McDonald's said Sunday that its board of directors had pushed out CEO Steve Easterbrook after violating a company policy against managers having romantic relationships with subordinates. Easterbrook, chief executive since 2015, acknowledged the consensual relationship with an employee in an email to McDonald's workers obtained by The Associated Press. "Given the values of the company, I agree with the board that it is time for me to move on," he wrote. McDonald's named Easterbrook protégé Chris Kempczinski, recently president of McDonald's USA, as its new CEO and president.
McDonald's said it forbids managers from having romantic relationships with direct or indirect subordinate and Easterbrook showed poor judgment. It said McDonald's recent quarterly financial report played no part in the decision, nor did the company's operational or financial performance generally.
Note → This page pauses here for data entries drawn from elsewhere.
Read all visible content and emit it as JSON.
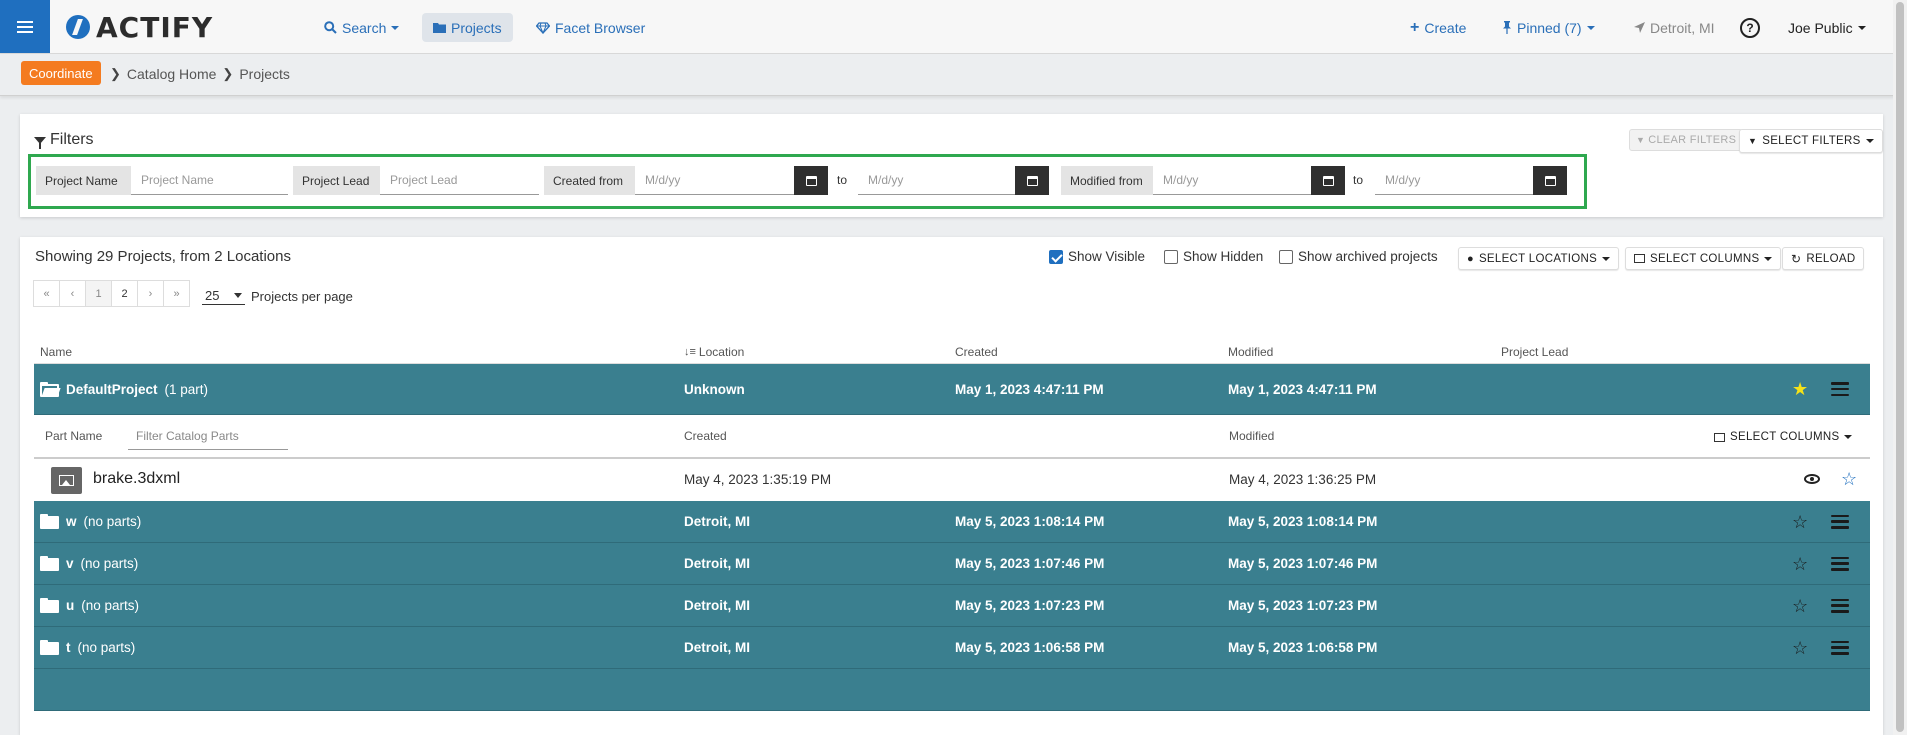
{
  "app": {
    "logo_text": "ACTIFY",
    "nav": [
      {
        "label": "Search",
        "icon": "search-icon"
      },
      {
        "label": "Projects",
        "icon": "folder-icon"
      },
      {
        "label": "Facet Browser",
        "icon": "diamond-icon"
      }
    ],
    "right": {
      "create": "Create",
      "pinned": "Pinned (7)",
      "location": "Detroit, MI",
      "help": "?",
      "user": "Joe Public"
    }
  },
  "breadcrumb": {
    "badge": "Coordinate",
    "items": [
      "Catalog Home",
      "Projects"
    ]
  },
  "filters": {
    "title": "Filters",
    "clear_label": "CLEAR FILTERS",
    "select_label": "SELECT FILTERS",
    "project_name_label": "Project Name",
    "project_name_placeholder": "Project Name",
    "project_lead_label": "Project Lead",
    "project_lead_placeholder": "Project Lead",
    "created_from_label": "Created from",
    "modified_from_label": "Modified from",
    "date_placeholder": "M/d/yy",
    "to_label": "to"
  },
  "list": {
    "showing": "Showing 29 Projects, from 2 Locations",
    "show_visible": "Show Visible",
    "show_hidden": "Show Hidden",
    "show_archived": "Show archived projects",
    "select_locations": "SELECT LOCATIONS",
    "select_columns": "SELECT COLUMNS",
    "reload": "RELOAD",
    "pager": [
      "«",
      "‹",
      "1",
      "2",
      "›",
      "»"
    ],
    "per_page_value": "25",
    "per_page_label": "Projects per page",
    "columns": {
      "name": "Name",
      "location": "Location",
      "created": "Created",
      "modified": "Modified",
      "project_lead": "Project Lead"
    },
    "projects": [
      {
        "name": "DefaultProject",
        "count": "(1 part)",
        "location": "Unknown",
        "created": "May 1, 2023 4:47:11 PM",
        "modified": "May 1, 2023 4:47:11 PM",
        "pinned": true
      },
      {
        "name": "w",
        "count": "(no parts)",
        "location": "Detroit, MI",
        "created": "May 5, 2023 1:08:14 PM",
        "modified": "May 5, 2023 1:08:14 PM",
        "pinned": false
      },
      {
        "name": "v",
        "count": "(no parts)",
        "location": "Detroit, MI",
        "created": "May 5, 2023 1:07:46 PM",
        "modified": "May 5, 2023 1:07:46 PM",
        "pinned": false
      },
      {
        "name": "u",
        "count": "(no parts)",
        "location": "Detroit, MI",
        "created": "May 5, 2023 1:07:23 PM",
        "modified": "May 5, 2023 1:07:23 PM",
        "pinned": false
      },
      {
        "name": "t",
        "count": "(no parts)",
        "location": "Detroit, MI",
        "created": "May 5, 2023 1:06:58 PM",
        "modified": "May 5, 2023 1:06:58 PM",
        "pinned": false
      }
    ],
    "parts": {
      "col_part_name": "Part Name",
      "filter_placeholder": "Filter Catalog Parts",
      "col_created": "Created",
      "col_modified": "Modified",
      "select_columns": "SELECT COLUMNS",
      "rows": [
        {
          "name": "brake.3dxml",
          "created": "May 4, 2023 1:35:19 PM",
          "modified": "May 4, 2023 1:36:25 PM"
        }
      ]
    }
  },
  "colors": {
    "brand_blue": "#1f6fbf",
    "badge_orange": "#f47b20",
    "row_teal": "#3a7f8f",
    "filter_outline_green": "#2fa84f",
    "pin_star_yellow": "#f5e218"
  }
}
In May, facing dozens of sexual harassment charges filed by labor groups, McDonald's said it would enhance training and set up a new hotline for employees. Easterbrook's ouster may be another sign that the company — and corporations more generally — are changing in the #MeToo era, University of Richmond law professor Carl Tobias tells AP. "Other companies don't always act on that kind of information or fire their CEO for that, and so it seems like they trying to enforce a pretty strict policy in this situation."